● **Exercise requirements**
Go through the data and report each line that holds the string "Mobile".

● **Source material**
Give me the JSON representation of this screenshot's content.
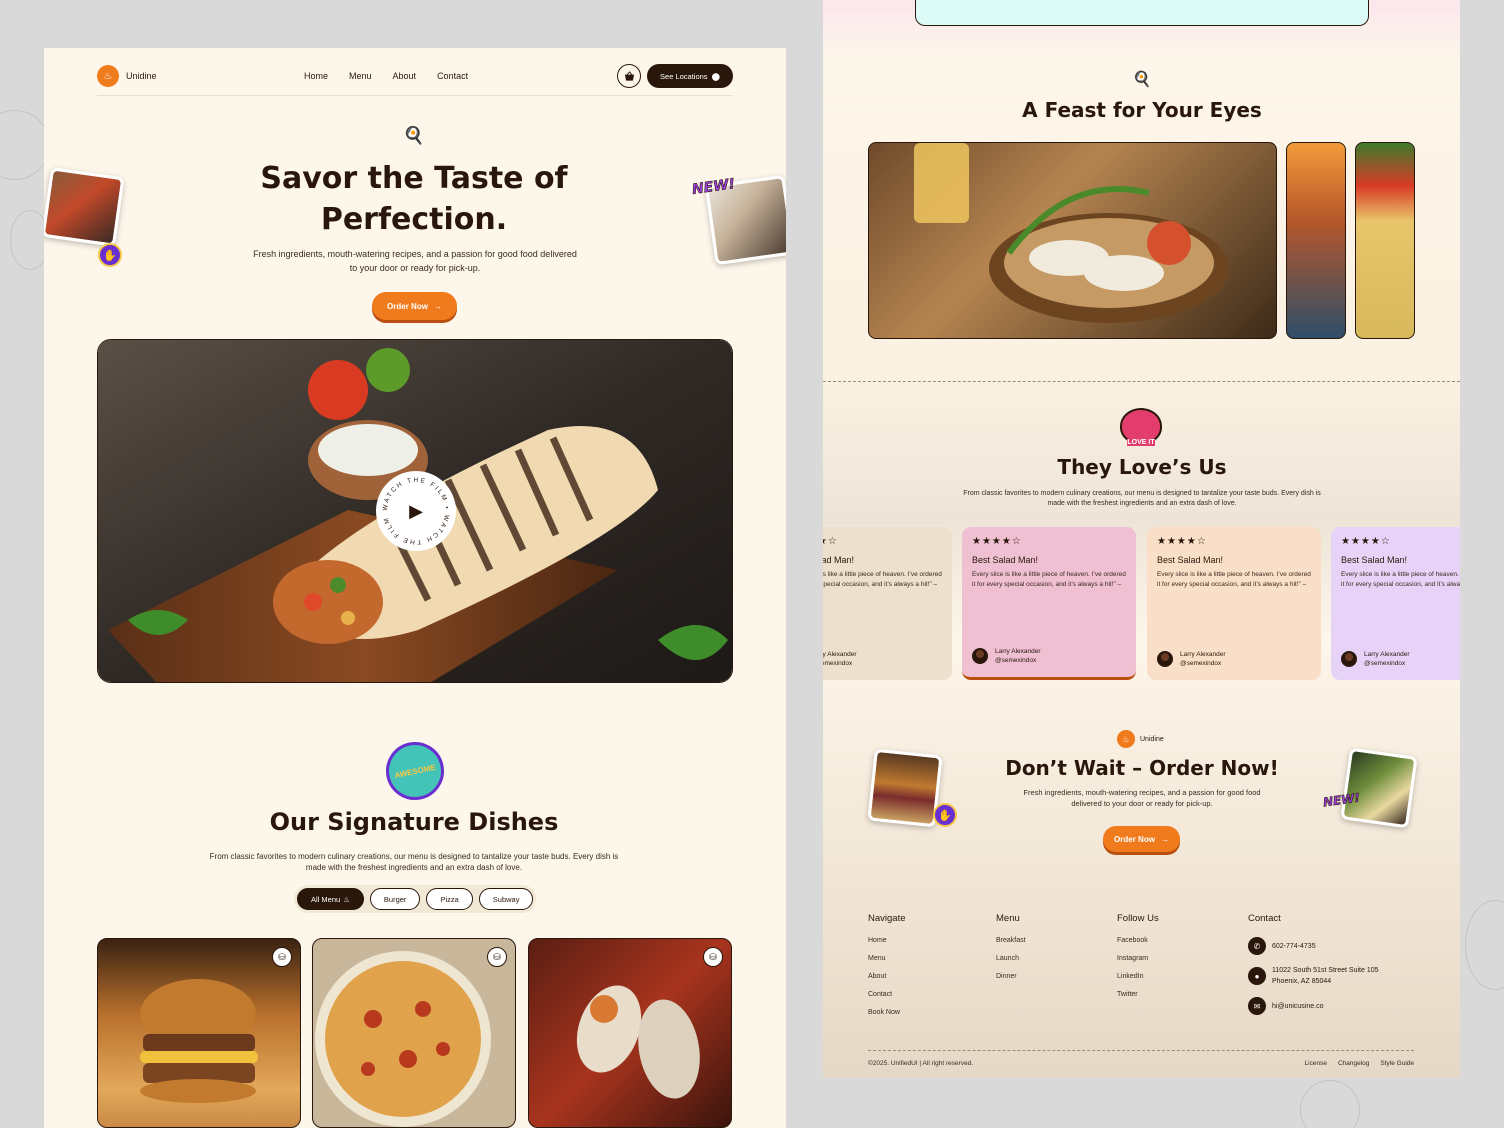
{
  "brand": {
    "name": "Unidine",
    "accent": "#f07b1d",
    "dark": "#2a170b",
    "cream": "#fdf6ea"
  },
  "nav": {
    "links": [
      "Home",
      "Menu",
      "About",
      "Contact"
    ],
    "cart_icon": "basket-icon",
    "locations_label": "See Locations"
  },
  "hero": {
    "title_line1": "Savor the Taste of",
    "title_line2": "Perfection.",
    "subtitle": "Fresh ingredients, mouth-watering recipes, and a passion for good food delivered to your door or ready for pick-up.",
    "order_label": "Order Now",
    "new_tag": "NEW!",
    "video_ring_text": "WATCH THE FILM • WATCH THE FILM •"
  },
  "signature": {
    "badge_text": "AWESOME",
    "title": "Our Signature Dishes",
    "subtitle": "From classic favorites to modern culinary creations, our menu is designed to tantalize your taste buds. Every dish is made with the freshest ingredients and an extra dash of love.",
    "filters": [
      "All Menu",
      "Burger",
      "Pizza",
      "Subway"
    ],
    "active_filter": "All Menu"
  },
  "feast": {
    "title": "A Feast for Your Eyes"
  },
  "testimonials": {
    "badge_text": "LOVE IT",
    "title": "They Love’s Us",
    "subtitle": "From classic favorites to modern culinary creations, our menu is designed to tantalize your taste buds. Every dish is made with the freshest ingredients and an extra dash of love.",
    "reviews": [
      {
        "stars": "★★★★☆",
        "title": "Best Salad Man!",
        "text": "Every slice is like a little piece of heaven. I’ve ordered it for every special occasion, and it’s always a hit!” –",
        "name": "Larry Alexander",
        "handle": "@semexindox",
        "color": "#ede0cc",
        "rating": 4
      },
      {
        "stars": "★★★★☆",
        "title": "Best Salad Man!",
        "text": "Every slice is like a little piece of heaven. I’ve ordered it for every special occasion, and it’s always a hit!” –",
        "name": "Larry Alexander",
        "handle": "@semexindox",
        "color": "#efbfd2",
        "rating": 4
      },
      {
        "stars": "★★★★☆",
        "title": "Best Salad Man!",
        "text": "Every slice is like a little piece of heaven. I’ve ordered it for every special occasion, and it’s always a hit!” –",
        "name": "Larry Alexander",
        "handle": "@semexindox",
        "color": "#f9dfc7",
        "rating": 4
      },
      {
        "stars": "★★★★☆",
        "title": "Best Salad Man!",
        "text": "Every slice is like a little piece of heaven. I’ve ordered it for every special occasion, and it’s always a hit!” –",
        "name": "Larry Alexander",
        "handle": "@semexindox",
        "color": "#e7d3f7",
        "rating": 4
      }
    ]
  },
  "cta": {
    "logo": "Unidine",
    "title": "Don’t Wait – Order Now!",
    "subtitle": "Fresh ingredients, mouth-watering recipes, and a passion for good food delivered to your door or ready for pick-up.",
    "order_label": "Order Now",
    "new_tag": "NEW!"
  },
  "footer": {
    "navigate": {
      "title": "Navigate",
      "items": [
        "Home",
        "Menu",
        "About",
        "Contact",
        "Book Now"
      ]
    },
    "menu": {
      "title": "Menu",
      "items": [
        "Breakfast",
        "Launch",
        "Dinner"
      ]
    },
    "follow": {
      "title": "Follow Us",
      "items": [
        "Facebook",
        "Instagram",
        "LinkedIn",
        "Twitter"
      ]
    },
    "contact": {
      "title": "Contact",
      "phone": "602-774-4735",
      "address_line1": "11022 South 51st Street Suite 105",
      "address_line2": "Phoenix, AZ 85044",
      "email": "hi@unicusine.co"
    },
    "copyright": "©2025. UnifiedUI | All right reserved.",
    "links": [
      "License",
      "Changelog",
      "Style Guide"
    ]
  }
}
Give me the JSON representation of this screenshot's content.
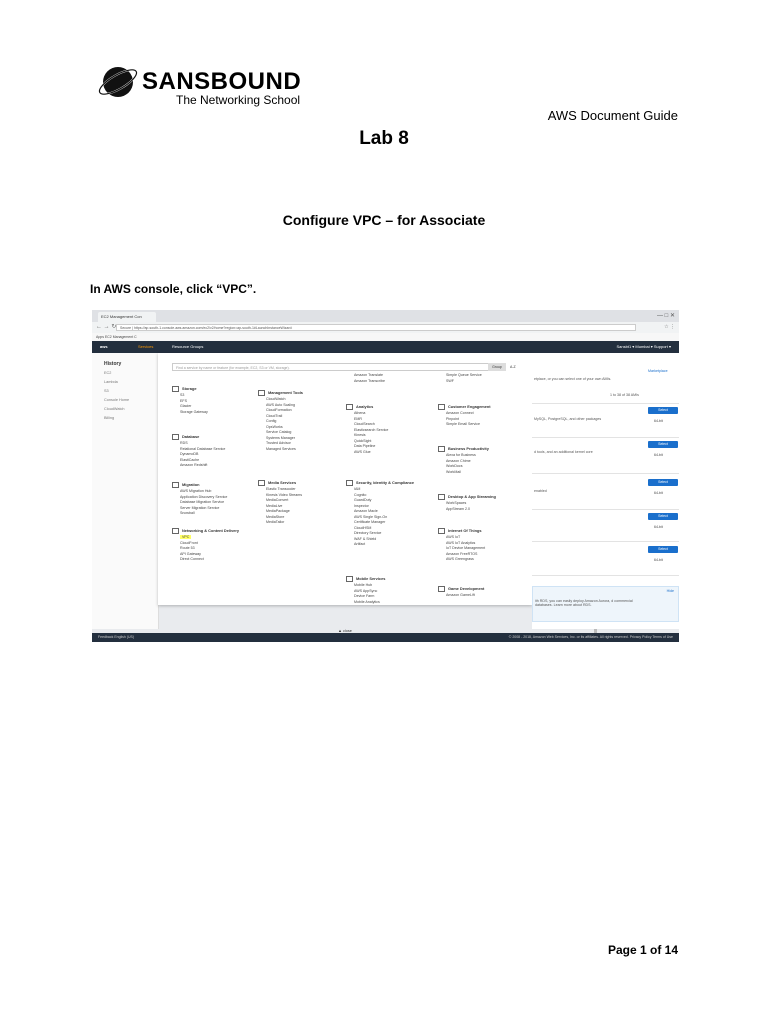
{
  "header": {
    "brand": "SANSBOUND",
    "tagline": "The Networking School",
    "doc_title": "AWS Document Guide"
  },
  "lab_title": "Lab 8",
  "subtitle": "Configure VPC – for Associate",
  "instruction": "In AWS console, click “VPC”.",
  "page_number": "Page 1 of 14",
  "screenshot": {
    "tab_title": "EC2 Management Con",
    "url": "Secure | https://ap-south-1.console.aws.amazon.com/ec2/v2/home?region=ap-south-1#LaunchInstanceWizard:",
    "bookmarks": "Apps   EC2 Management C",
    "nav": {
      "logo": "aws",
      "services": "Services",
      "resource_groups": "Resource Groups",
      "right": "Sansbt1 ▾   Mumbai ▾   Support ▾"
    },
    "history": {
      "title": "History",
      "items": [
        "EC2",
        "Lambda",
        "S3",
        "Console Home",
        "CloudWatch",
        "Billing"
      ]
    },
    "search_placeholder": "Find a service by name or feature (for example, EC2, S3 or VM, storage).",
    "group_label": "Group",
    "az_label": "A-Z",
    "categories": [
      {
        "title": "Storage",
        "items": [
          "S3",
          "EFS",
          "Glacier",
          "Storage Gateway"
        ]
      },
      {
        "title": "Database",
        "items": [
          "RDS",
          "Relational Database Service",
          "DynamoDB",
          "ElastiCache",
          "Amazon Redshift"
        ]
      },
      {
        "title": "Migration",
        "items": [
          "AWS Migration Hub",
          "Application Discovery Service",
          "Database Migration Service",
          "Server Migration Service",
          "Snowball"
        ]
      },
      {
        "title": "Networking & Content Delivery",
        "items": [
          "VPC",
          "CloudFront",
          "Route 53",
          "API Gateway",
          "Direct Connect"
        ]
      },
      {
        "title": "Management Tools",
        "items": [
          "CloudWatch",
          "AWS Auto Scaling",
          "CloudFormation",
          "CloudTrail",
          "Config",
          "OpsWorks",
          "Service Catalog",
          "Systems Manager",
          "Trusted Advisor",
          "Managed Services"
        ]
      },
      {
        "title": "Media Services",
        "items": [
          "Elastic Transcoder",
          "Kinesis Video Streams",
          "MediaConvert",
          "MediaLive",
          "MediaPackage",
          "MediaStore",
          "MediaTailor"
        ]
      },
      {
        "title": "Analytics",
        "items": [
          "Athena",
          "EMR",
          "CloudSearch",
          "Elasticsearch Service",
          "Kinesis",
          "QuickSight",
          "Data Pipeline",
          "AWS Glue"
        ]
      },
      {
        "title": "Security, Identity & Compliance",
        "items": [
          "IAM",
          "Cognito",
          "GuardDuty",
          "Inspector",
          "Amazon Macie",
          "AWS Single Sign-On",
          "Certificate Manager",
          "CloudHSM",
          "Directory Service",
          "WAF & Shield",
          "Artifact"
        ]
      },
      {
        "title": "Mobile Services",
        "items": [
          "Mobile Hub",
          "AWS AppSync",
          "Device Farm",
          "Mobile Analytics"
        ]
      },
      {
        "title": "Customer Engagement",
        "items": [
          "Amazon Connect",
          "Pinpoint",
          "Simple Email Service"
        ]
      },
      {
        "title": "Business Productivity",
        "items": [
          "Alexa for Business",
          "Amazon Chime",
          "WorkDocs",
          "WorkMail"
        ]
      },
      {
        "title": "Desktop & App Streaming",
        "items": [
          "WorkSpaces",
          "AppStream 2.0"
        ]
      },
      {
        "title": "Internet Of Things",
        "items": [
          "AWS IoT",
          "AWS IoT Analytics",
          "IoT Device Management",
          "Amazon FreeRTOS",
          "AWS Greengrass"
        ]
      },
      {
        "title": "Game Development",
        "items": [
          "Amazon GameLift"
        ]
      }
    ],
    "misc_items": {
      "col3_top": [
        "Amazon Translate",
        "Amazon Transcribe"
      ],
      "col4_top": [
        "Simple Queue Service",
        "SWF"
      ]
    },
    "right_panel": {
      "link": "Marketplace",
      "line1": "etplace, or you can select one of your own AMIs.",
      "pager": "1 to 38 of 38 AMIs",
      "line2": "MySQL, PostgreSQL, and other packages",
      "line3": "d tools, and an additional kernel core",
      "line4": "enabled",
      "select_label": "Select",
      "arch_label": "64-bit",
      "info_title": "Hide",
      "info_text": "ith RDS, you can easily deploy Amazon Aurora, d commercial databases. Learn more about RDS."
    },
    "close_label": "▲ close",
    "footer_left": "Feedback   English (US)",
    "footer_right": "© 2008 - 2018, Amazon Web Services, Inc. or its affiliates. All rights reserved.   Privacy Policy   Terms of Use"
  }
}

● **Exercise result**
        "title": "Mobile Services",
          "Mobile Hub",
          "Mobile Analytics"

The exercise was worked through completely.